Agonising: Charlie was found badly burned and vets say it is consistent with someone pouring hot liquid over him. *Photo by James Whittaker
Agonising: Charlie was found badly burned and vets say it is consistent with someone pouring hot liquid over him. *Photo by James Whittaker
A cat found burned and abandoned in the laundry room of an empty home has been rescued by the SPCA.

The tiny tabby had been scalded with a hot liquid, causing burns that seared its neck and back and exposed the flesh.

The cat, which was found by a real estate agent showing a home in Paget, appears to have been the victim of a deliberate attempt to injure it. It may have been the victim, says the SPCA’s director Kim Sherlaw, of a changing national attitude towards cats.

No longer viewed as cute, cuddly companions, they are increasingly being seen as pests rather than pets.

Ms Sherlaw believes the large number of feral cats in Bermuda has contributed to this image change, with some islanders seeing them as a pest on a par with rats and chickens.

The scavenging behaviour of wild cats, which live in colonies in neighbourhoods and parks, often feeding from trash cans, is causing problems for their domestic cousins.

Ms Sherlaw said: “Bermuda has an outdoor cat culture based on the temperate climate.

“Sometimes when people own a cat and can no longer cope with it they abandon it because they feel it can fend for itself in the wild.

“In this case the cat may have ended up on someone’s property and they have shooed it away with a pan of boiling water or a cup of coffee.”

Problem

Vets at Ettrick Animal Hospital said the injuries were consistent with someone deliberately pouring hot liquid on it.

The cat, which SPCA volunteers have called Charlie, has been treated and is available for adoption.

Charlie’s case is extreme.
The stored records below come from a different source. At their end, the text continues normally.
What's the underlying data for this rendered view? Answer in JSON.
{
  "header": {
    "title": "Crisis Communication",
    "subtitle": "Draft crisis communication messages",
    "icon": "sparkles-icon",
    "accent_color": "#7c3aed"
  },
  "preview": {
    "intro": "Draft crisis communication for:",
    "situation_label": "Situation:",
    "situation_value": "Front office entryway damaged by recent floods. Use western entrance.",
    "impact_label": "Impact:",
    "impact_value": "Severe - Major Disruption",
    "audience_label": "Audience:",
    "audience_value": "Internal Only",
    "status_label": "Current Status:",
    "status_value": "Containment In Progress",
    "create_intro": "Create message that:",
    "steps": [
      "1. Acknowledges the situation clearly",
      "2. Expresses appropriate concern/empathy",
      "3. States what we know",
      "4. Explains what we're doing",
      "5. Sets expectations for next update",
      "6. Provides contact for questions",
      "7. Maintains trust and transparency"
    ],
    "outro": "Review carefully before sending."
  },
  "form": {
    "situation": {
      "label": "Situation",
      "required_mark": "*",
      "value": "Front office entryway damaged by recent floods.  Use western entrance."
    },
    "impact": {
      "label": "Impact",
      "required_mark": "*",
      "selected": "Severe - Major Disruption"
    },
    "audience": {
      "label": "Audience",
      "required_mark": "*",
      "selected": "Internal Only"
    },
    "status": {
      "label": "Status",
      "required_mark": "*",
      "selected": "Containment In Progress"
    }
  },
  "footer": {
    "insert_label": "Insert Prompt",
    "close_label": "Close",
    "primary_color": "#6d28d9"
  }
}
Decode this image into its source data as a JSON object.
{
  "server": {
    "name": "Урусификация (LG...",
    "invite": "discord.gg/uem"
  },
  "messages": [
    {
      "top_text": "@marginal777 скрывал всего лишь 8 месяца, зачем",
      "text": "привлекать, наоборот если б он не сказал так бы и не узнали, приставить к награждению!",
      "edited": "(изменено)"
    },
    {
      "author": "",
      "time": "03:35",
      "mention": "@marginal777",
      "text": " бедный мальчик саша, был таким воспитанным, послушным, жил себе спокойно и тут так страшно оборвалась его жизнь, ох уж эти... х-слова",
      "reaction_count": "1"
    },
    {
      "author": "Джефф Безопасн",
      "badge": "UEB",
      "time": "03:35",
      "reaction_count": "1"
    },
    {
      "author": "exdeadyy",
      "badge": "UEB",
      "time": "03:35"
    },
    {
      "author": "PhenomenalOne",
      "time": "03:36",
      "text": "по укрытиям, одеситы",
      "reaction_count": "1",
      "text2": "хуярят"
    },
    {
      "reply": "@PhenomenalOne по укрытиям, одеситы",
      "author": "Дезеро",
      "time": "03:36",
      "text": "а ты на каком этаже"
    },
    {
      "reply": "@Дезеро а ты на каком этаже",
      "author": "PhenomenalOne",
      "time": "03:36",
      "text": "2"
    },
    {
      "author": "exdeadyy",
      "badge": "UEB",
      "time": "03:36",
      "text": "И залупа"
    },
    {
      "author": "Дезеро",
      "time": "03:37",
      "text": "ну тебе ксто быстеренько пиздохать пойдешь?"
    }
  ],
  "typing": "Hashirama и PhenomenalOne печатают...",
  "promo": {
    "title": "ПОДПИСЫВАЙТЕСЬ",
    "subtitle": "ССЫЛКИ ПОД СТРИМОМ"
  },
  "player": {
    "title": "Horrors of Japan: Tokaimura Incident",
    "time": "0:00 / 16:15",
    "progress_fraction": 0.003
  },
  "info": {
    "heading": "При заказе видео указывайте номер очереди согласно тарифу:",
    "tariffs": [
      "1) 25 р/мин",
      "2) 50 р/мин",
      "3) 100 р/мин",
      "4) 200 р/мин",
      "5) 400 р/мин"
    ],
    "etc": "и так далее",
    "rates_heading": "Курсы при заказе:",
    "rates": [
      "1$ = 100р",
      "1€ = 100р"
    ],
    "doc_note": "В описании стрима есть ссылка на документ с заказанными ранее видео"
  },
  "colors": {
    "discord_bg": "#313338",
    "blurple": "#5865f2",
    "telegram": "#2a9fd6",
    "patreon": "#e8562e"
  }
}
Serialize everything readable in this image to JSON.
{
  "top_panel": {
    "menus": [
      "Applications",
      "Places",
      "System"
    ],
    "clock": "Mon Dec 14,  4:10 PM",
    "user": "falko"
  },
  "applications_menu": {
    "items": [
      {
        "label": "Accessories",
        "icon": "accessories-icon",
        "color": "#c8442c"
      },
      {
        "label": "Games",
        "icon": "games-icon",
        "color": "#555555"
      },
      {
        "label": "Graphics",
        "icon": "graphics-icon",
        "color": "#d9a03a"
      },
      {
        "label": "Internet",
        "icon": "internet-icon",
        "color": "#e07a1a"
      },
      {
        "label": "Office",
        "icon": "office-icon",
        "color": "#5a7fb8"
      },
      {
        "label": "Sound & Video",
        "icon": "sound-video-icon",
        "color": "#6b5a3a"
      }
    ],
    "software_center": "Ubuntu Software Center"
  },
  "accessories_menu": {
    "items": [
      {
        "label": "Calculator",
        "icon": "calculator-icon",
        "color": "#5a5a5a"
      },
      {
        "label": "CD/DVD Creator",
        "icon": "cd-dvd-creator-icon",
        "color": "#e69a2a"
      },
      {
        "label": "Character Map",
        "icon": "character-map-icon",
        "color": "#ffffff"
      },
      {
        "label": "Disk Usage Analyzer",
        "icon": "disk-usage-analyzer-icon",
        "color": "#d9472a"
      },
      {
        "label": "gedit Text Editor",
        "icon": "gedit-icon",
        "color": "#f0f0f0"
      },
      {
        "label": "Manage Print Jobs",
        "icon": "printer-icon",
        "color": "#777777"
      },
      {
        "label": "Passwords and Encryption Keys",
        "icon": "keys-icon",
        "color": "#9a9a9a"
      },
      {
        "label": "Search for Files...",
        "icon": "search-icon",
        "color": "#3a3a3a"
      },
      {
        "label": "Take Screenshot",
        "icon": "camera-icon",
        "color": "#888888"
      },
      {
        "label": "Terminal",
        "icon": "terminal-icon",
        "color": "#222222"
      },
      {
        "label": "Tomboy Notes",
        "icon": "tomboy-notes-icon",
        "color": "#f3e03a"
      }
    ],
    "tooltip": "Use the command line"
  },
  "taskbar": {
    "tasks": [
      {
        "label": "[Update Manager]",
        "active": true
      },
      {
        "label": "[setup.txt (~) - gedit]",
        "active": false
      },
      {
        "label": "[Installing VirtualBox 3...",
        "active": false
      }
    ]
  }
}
But Ms Sherlaw believes the incident speaks to a wider problem.

She said: “The value of cats as a companion animal has been diminished.

“We get frequent calls from people asking, ‘How can I get these cats off my property?’ They are seen as a nuisance.”

The SPCA receives at least one report every week of cats being abandoned into the wild.

Charlie, a seven-year-old tabby, is just one of 50 cats looking for homes.

Ms Sherlaw said: “This outside cat culture makes it difficult for us to promote adoptions. If people see them as a nuisance they are less likely to want them as pets.”

Bermuda has an estimated 500 wild cats.

The Bermuda Feline Association Bureau has a programme of neutering them but always returns them to the wild.

The charity estimates there were up to 10,000 cats living wild when it started the Trap, Neuter, Return scheme.

Val Sherwood of the BFAB said feral cats have a right to live and are a good form of pest control.

She added: “Our cat population has always played a vital role in rodent control. These backdoor cats are what the U.S. is now calling green cats.”

The organization’s ‘right to life’ philosophy differs from the SPCA’s priority of promoting responsible pet ownership.

Ms Sherlaw believes cats live in fear, suffer from injuries, starvation and diseases that go unnoticed when they exist in the wild without proper guardianship and accountability.  

She supports microchipping and spaying/neutering of all cats and a system of licensing for owners similar to the requirements for dog owners.

Cat fanciers and breeders would be required to apply for a proper licence and would follow established guidelines for approved breeding.

Such a system would provide valuable data on the cat population and takes a proactive step toward curbing the number of unwanted and abandoned litters annually.

Neutered

Ms Sherwood added that educating people about cats, their breeding habits and the importance of getting them neutered is also important.

She said: “How a nation treats its animals says a lot about the people of the country and I know that someone will come forward and a wonderful home will be found for Charlie.

“To continue to teach the loving care of animals in our community is so important and the cats themselves have so much loving companionship to give to us.”